The Miami Marlins are going to need Giancarlo Stanton to continue playing well as he did during April of this season. Stanton hit .253/.364/.566 (.396 wOBA) this past month, representing the best April he has put up in his career. Of course, he had been pretty cold before a recent 10-game streak in which he started smashing home runs and getting on base at high clips in large part due to fears by opposing pitchers. Stanton figures to play an important role in the team's success going forward with Dee Gordon suspended.
The interesting thing when you look at Stanton's otherwise gaudy batting line is that he supposedly is not hitting the ball as hard as he was last season. According to BIS data, he has the lowest line drive rate of his career and the highest rate of soft-hit batted balls than ever before.
If you look at those numbers, you might be concerned that the batted balls off of Stanton's bat have been weaker despite the impressive eight homers and .313 ISO. But it does not necessarily fit; after all, Stanton's eight homers did happen, and that eight percent homer rate is more or less the same as the rate he put up in his abbreviated 2015 season. How can he also be hitting the ball softer with all of this power display, especially in the last few games?
Part of it could just be the small sample and the fact that more than a usual number of those hard-hit balls left the stadium potentially this month. But given that we now have more access than ever to data regarding exit velocity and launch angles, we have more information to evaluate these batted ball speeds and see if the raw data fits these subjective categorizations. We can compare Stanton's 2015 and 2016 breakdowns of batted balls so far. In order to do that, batted balls were broken down into three categories: exit velocities less than or equal to 80 mph, between 81-89 mph, and greater than or equal to 90 mph. The following table shows the breakdown of batted balls by percentage of total batted balls.
|Stanton, Season||<80 mph||81-89 mph||>90 mph|
The distribution looks essentially pretty similar, especially since the 2016 data has occurred early in the season. You would think that if Stanton were hitting more balls softly, as the stringer data seems to indicate, that he would have fewer 90 mph balls. It should be noted that overall he is hitting the average ball about five mph slower than he was last season, but it does not seem as though the distribution of batted ball strength should be that significantly different.
The launch angles also tell a story pointing towards similarities rather than differences between the 2015 and 2016 seasons so far.
|Stanton, Season||<10 deg||10-25 deg||>25 deg|
Generally, batted balls at an angle 25 degrees or greater tend to be primarily fly balls, while those at ten degrees or less tend to be grounders. The middle ground usually are line drives. Oddly enough, while Stanton has more balls in the middle degrees, he is somehow classified as having fewer liners this year. A similar number of balls at that line-drive angle were hit at 90 mph or greater, with Stanton hitting about 74 and 71 percent of batted balls at this angle at high velocities in 2015 and 2016 respectively.
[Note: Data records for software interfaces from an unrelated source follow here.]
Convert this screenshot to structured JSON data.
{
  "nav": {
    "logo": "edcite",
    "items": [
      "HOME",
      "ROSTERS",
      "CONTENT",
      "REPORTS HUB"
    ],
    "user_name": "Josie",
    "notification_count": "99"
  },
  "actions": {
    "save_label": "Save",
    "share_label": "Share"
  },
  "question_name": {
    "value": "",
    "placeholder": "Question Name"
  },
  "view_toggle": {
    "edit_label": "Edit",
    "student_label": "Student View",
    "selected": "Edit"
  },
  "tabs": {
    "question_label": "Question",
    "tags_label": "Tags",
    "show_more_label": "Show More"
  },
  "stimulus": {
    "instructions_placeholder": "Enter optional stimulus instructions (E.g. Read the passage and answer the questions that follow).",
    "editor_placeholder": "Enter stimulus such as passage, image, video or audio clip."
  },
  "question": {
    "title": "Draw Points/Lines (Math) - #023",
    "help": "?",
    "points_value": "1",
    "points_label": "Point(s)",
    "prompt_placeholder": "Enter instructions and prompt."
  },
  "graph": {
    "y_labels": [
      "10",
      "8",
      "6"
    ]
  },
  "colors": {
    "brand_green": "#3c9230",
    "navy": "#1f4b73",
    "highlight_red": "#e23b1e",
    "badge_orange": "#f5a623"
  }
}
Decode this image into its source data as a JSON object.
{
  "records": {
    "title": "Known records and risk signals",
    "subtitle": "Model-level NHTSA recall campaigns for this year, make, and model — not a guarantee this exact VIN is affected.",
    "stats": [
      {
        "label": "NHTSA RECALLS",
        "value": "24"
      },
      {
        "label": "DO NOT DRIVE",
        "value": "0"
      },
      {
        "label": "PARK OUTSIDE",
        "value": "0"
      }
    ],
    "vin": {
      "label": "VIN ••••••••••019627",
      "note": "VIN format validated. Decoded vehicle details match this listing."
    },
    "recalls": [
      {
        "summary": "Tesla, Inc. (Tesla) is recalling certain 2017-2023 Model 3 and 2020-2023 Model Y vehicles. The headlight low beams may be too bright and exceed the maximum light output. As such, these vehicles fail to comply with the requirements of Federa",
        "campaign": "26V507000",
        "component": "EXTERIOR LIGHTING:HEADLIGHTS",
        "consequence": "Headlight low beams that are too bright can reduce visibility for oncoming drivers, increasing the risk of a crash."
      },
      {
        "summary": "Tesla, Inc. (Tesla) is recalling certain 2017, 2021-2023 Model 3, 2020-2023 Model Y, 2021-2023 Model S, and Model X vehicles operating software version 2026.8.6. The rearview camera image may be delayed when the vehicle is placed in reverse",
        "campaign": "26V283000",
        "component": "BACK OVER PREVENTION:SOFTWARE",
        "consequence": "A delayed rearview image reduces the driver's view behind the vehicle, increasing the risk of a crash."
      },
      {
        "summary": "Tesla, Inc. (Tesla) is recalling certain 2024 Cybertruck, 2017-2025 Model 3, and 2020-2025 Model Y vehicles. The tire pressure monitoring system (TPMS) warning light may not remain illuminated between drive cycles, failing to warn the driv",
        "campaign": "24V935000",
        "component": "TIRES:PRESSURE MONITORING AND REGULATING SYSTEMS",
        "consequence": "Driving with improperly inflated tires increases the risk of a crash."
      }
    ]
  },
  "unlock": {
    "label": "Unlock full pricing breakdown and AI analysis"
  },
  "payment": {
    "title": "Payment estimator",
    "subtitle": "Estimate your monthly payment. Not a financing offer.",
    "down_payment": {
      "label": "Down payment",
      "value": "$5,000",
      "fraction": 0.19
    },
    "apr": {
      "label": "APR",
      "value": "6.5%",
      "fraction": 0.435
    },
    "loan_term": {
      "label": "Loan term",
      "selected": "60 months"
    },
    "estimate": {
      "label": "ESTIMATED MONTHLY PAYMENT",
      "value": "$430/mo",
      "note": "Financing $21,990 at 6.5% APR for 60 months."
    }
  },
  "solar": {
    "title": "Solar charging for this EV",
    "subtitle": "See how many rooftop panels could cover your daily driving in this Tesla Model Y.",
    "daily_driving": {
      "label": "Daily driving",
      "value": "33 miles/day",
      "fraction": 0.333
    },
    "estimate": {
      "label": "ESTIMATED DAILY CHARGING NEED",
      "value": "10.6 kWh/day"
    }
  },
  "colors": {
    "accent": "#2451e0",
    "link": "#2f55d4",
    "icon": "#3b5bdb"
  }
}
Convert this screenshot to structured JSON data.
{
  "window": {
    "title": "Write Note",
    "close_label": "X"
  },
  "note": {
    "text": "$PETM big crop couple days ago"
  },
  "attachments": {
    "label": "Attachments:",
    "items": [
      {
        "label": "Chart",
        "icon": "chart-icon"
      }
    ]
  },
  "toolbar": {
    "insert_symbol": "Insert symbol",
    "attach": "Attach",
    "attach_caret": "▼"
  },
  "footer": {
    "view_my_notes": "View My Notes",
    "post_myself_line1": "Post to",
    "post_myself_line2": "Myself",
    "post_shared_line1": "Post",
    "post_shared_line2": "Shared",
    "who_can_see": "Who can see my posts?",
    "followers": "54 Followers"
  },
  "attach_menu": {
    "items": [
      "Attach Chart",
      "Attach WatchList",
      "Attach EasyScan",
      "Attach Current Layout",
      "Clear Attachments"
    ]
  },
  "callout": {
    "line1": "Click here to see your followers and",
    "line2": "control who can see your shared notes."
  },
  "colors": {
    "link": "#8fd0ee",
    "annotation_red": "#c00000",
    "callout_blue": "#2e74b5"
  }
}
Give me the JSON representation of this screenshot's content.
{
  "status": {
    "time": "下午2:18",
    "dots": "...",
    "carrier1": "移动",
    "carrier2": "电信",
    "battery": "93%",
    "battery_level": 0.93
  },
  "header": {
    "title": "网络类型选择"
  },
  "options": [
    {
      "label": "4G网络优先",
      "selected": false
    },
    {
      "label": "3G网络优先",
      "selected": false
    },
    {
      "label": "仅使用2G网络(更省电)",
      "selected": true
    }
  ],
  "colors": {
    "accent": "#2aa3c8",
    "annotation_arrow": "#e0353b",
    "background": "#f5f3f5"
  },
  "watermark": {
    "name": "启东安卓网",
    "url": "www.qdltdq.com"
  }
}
Stanton is definitely not hitting the ball as hard as he was last season, but given the data we have seen from him thus far, he is not all that far behind from the 2015 year. Remember, in 2015, he hit 27 home runs in just 318 plate appearances. If Stanton even approaches that kind of strength in 2016, the Miami Marlins would be very happy with his performance. Despite the odd classifications for batted balls, it appears there is not a major concern in terms of the strength of Stanton's swings.